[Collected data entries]
****************

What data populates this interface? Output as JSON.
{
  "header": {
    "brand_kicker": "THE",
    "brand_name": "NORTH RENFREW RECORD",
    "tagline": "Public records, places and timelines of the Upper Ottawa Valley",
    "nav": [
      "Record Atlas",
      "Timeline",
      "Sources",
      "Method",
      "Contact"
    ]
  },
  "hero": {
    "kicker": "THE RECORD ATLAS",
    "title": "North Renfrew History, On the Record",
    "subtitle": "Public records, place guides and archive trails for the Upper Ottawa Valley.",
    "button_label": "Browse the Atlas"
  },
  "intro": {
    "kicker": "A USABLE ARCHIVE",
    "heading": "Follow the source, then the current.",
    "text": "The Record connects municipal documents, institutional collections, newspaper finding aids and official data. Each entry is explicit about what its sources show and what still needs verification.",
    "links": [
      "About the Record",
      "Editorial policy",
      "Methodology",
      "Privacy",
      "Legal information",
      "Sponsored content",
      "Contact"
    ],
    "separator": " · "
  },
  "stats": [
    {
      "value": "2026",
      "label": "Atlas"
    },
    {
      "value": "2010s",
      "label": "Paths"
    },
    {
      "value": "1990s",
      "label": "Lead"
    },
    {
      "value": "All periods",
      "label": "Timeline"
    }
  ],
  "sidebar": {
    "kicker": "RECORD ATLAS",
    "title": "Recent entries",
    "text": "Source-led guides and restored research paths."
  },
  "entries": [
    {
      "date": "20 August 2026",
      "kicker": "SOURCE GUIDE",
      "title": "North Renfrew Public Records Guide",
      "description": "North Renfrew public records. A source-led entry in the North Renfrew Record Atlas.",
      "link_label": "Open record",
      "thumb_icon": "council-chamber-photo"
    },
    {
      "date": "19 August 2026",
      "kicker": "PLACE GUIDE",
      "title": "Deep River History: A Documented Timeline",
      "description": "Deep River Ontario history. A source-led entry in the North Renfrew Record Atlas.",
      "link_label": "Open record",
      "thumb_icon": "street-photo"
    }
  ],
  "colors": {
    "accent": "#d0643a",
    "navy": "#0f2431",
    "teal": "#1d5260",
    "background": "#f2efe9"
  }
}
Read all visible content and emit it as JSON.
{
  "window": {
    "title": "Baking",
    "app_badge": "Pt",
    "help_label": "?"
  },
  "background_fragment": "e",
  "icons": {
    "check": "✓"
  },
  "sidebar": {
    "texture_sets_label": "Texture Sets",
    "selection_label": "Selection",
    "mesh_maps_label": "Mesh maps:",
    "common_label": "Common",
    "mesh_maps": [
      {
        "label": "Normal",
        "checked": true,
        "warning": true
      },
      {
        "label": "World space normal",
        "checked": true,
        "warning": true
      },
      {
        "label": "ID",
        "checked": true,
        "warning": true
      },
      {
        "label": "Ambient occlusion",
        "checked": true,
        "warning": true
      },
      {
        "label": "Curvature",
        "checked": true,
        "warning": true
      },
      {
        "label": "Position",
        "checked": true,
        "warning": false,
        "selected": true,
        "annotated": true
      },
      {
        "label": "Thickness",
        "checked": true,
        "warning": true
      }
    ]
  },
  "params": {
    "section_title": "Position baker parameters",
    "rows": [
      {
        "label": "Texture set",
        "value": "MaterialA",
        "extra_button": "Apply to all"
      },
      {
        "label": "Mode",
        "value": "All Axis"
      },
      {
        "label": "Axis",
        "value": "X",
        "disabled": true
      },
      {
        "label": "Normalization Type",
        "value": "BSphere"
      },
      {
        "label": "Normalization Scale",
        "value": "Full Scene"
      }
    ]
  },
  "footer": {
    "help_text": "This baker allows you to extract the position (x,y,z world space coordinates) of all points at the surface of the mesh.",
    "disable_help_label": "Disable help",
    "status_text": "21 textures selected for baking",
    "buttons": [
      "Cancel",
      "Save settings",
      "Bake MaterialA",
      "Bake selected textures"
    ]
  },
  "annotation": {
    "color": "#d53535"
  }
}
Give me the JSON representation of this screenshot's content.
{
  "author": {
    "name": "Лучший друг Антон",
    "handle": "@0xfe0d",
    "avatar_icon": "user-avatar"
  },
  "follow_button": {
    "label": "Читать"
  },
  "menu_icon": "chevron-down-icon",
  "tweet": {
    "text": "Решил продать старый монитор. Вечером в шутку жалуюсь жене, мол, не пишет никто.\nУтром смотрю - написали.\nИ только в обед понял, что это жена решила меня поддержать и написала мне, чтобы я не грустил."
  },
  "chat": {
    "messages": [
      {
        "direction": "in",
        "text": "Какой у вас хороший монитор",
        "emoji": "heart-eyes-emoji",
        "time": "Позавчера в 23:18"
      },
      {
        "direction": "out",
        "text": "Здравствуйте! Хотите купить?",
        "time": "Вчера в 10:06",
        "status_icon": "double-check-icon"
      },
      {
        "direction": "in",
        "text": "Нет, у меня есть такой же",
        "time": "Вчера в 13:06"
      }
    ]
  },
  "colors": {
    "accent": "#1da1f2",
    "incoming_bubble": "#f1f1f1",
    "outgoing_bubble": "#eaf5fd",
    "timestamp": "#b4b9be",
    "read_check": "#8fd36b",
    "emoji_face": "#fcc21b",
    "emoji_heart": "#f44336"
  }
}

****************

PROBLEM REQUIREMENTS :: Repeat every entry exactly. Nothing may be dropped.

OUTPUT FOR THIS TASK ::
What data populates this interface? Output as JSON.
{
  "header": {
    "brand_kicker": "THE",
    "brand_name": "NORTH RENFREW RECORD",
    "tagline": "Public records, places and timelines of the Upper Ottawa Valley",
    "nav": [
      "Record Atlas",
      "Timeline",
      "Sources",
      "Method",
      "Contact"
    ]
  },
  "hero": {
    "kicker": "THE RECORD ATLAS",
    "title": "North Renfrew History, On the Record",
    "subtitle": "Public records, place guides and archive trails for the Upper Ottawa Valley.",
    "button_label": "Browse the Atlas"
  },
  "intro": {
    "kicker": "A USABLE ARCHIVE",
    "heading": "Follow the source, then the current.",
    "text": "The Record connects municipal documents, institutional collections, newspaper finding aids and official data. Each entry is explicit about what its sources show and what still needs verification.",
    "links": [
      "About the Record",
      "Editorial policy",
      "Methodology",
      "Privacy",
      "Legal information",
      "Sponsored content",
      "Contact"
    ],
    "separator": " · "
  },
  "stats": [
    {
      "value": "2026",
      "label": "Atlas"
    },
    {
      "value": "2010s",
      "label": "Paths"
    },
    {
      "value": "1990s",
      "label": "Lead"
    },
    {
      "value": "All periods",
      "label": "Timeline"
    }
  ],
  "sidebar": {
    "kicker": "RECORD ATLAS",
    "title": "Recent entries",
    "text": "Source-led guides and restored research paths."
  },
  "entries": [
    {
      "date": "20 August 2026",
      "kicker": "SOURCE GUIDE",
      "title": "North Renfrew Public Records Guide",
      "description": "North Renfrew public records. A source-led entry in the North Renfrew Record Atlas.",
      "link_label": "Open record",
      "thumb_icon": "council-chamber-photo"
    },
    {
      "date": "19 August 2026",
      "kicker": "PLACE GUIDE",
      "title": "Deep River History: A Documented Timeline",
      "description": "Deep River Ontario history. A source-led entry in the North Renfrew Record Atlas.",
      "link_label": "Open record",
      "thumb_icon": "street-photo"
    }
  ],
  "colors": {
    "accent": "#d0643a",
    "navy": "#0f2431",
    "teal": "#1d5260",
    "background": "#f2efe9"
  }
}
Read all visible content and emit it as JSON.
{
  "window": {
    "title": "Baking",
    "app_badge": "Pt",
    "help_label": "?"
  },
  "background_fragment": "e",
  "icons": {
    "check": "✓"
  },
  "sidebar": {
    "texture_sets_label": "Texture Sets",
    "selection_label": "Selection",
    "mesh_maps_label": "Mesh maps:",
    "common_label": "Common",
    "mesh_maps": [
      {
        "label": "Normal",
        "checked": true,
        "warning": true
      },
      {
        "label": "World space normal",
        "checked": true,
        "warning": true
      },
      {
        "label": "ID",
        "checked": true,
        "warning": true
      },
      {
        "label": "Ambient occlusion",
        "checked": true,
        "warning": true
      },
      {
        "label": "Curvature",
        "checked": true,
        "warning": true
      },
      {
        "label": "Position",
        "checked": true,
        "warning": false,
        "selected": true,
        "annotated": true
      },
      {
        "label": "Thickness",
        "checked": true,
        "warning": true
      }
    ]
  },
  "params": {
    "section_title": "Position baker parameters",
    "rows": [
      {
        "label": "Texture set",
        "value": "MaterialA",
        "extra_button": "Apply to all"
      },
      {
        "label": "Mode",
        "value": "All Axis"
      },
      {
        "label": "Axis",
        "value": "X",
        "disabled": true
      },
      {
        "label": "Normalization Type",
        "value": "BSphere"
      },
      {
        "label": "Normalization Scale",
        "value": "Full Scene"
      }
    ]
  },
  "footer": {
    "help_text": "This baker allows you to extract the position (x,y,z world space coordinates) of all points at the surface of the mesh.",
    "disable_help_label": "Disable help",
    "status_text": "21 textures selected for baking",
    "buttons": [
      "Cancel",
      "Save settings",
      "Bake MaterialA",
      "Bake selected textures"
    ]
  },
  "annotation": {
    "color": "#d53535"
  }
}
Give me the JSON representation of this screenshot's content.
{
  "author": {
    "name": "Лучший друг Антон",
    "handle": "@0xfe0d",
    "avatar_icon": "user-avatar"
  },
  "follow_button": {
    "label": "Читать"
  },
  "menu_icon": "chevron-down-icon",
  "tweet": {
    "text": "Решил продать старый монитор. Вечером в шутку жалуюсь жене, мол, не пишет никто.\nУтром смотрю - написали.\nИ только в обед понял, что это жена решила меня поддержать и написала мне, чтобы я не грустил."
  },
  "chat": {
    "messages": [
      {
        "direction": "in",
        "text": "Какой у вас хороший монитор",
        "emoji": "heart-eyes-emoji",
        "time": "Позавчера в 23:18"
      },
      {
        "direction": "out",
        "text": "Здравствуйте! Хотите купить?",
        "time": "Вчера в 10:06",
        "status_icon": "double-check-icon"
      },
      {
        "direction": "in",
        "text": "Нет, у меня есть такой же",
        "time": "Вчера в 13:06"
      }
    ]
  },
  "colors": {
    "accent": "#1da1f2",
    "incoming_bubble": "#f1f1f1",
    "outgoing_bubble": "#eaf5fd",
    "timestamp": "#b4b9be",
    "read_check": "#8fd36b",
    "emoji_face": "#fcc21b",
    "emoji_heart": "#f44336"
  }
}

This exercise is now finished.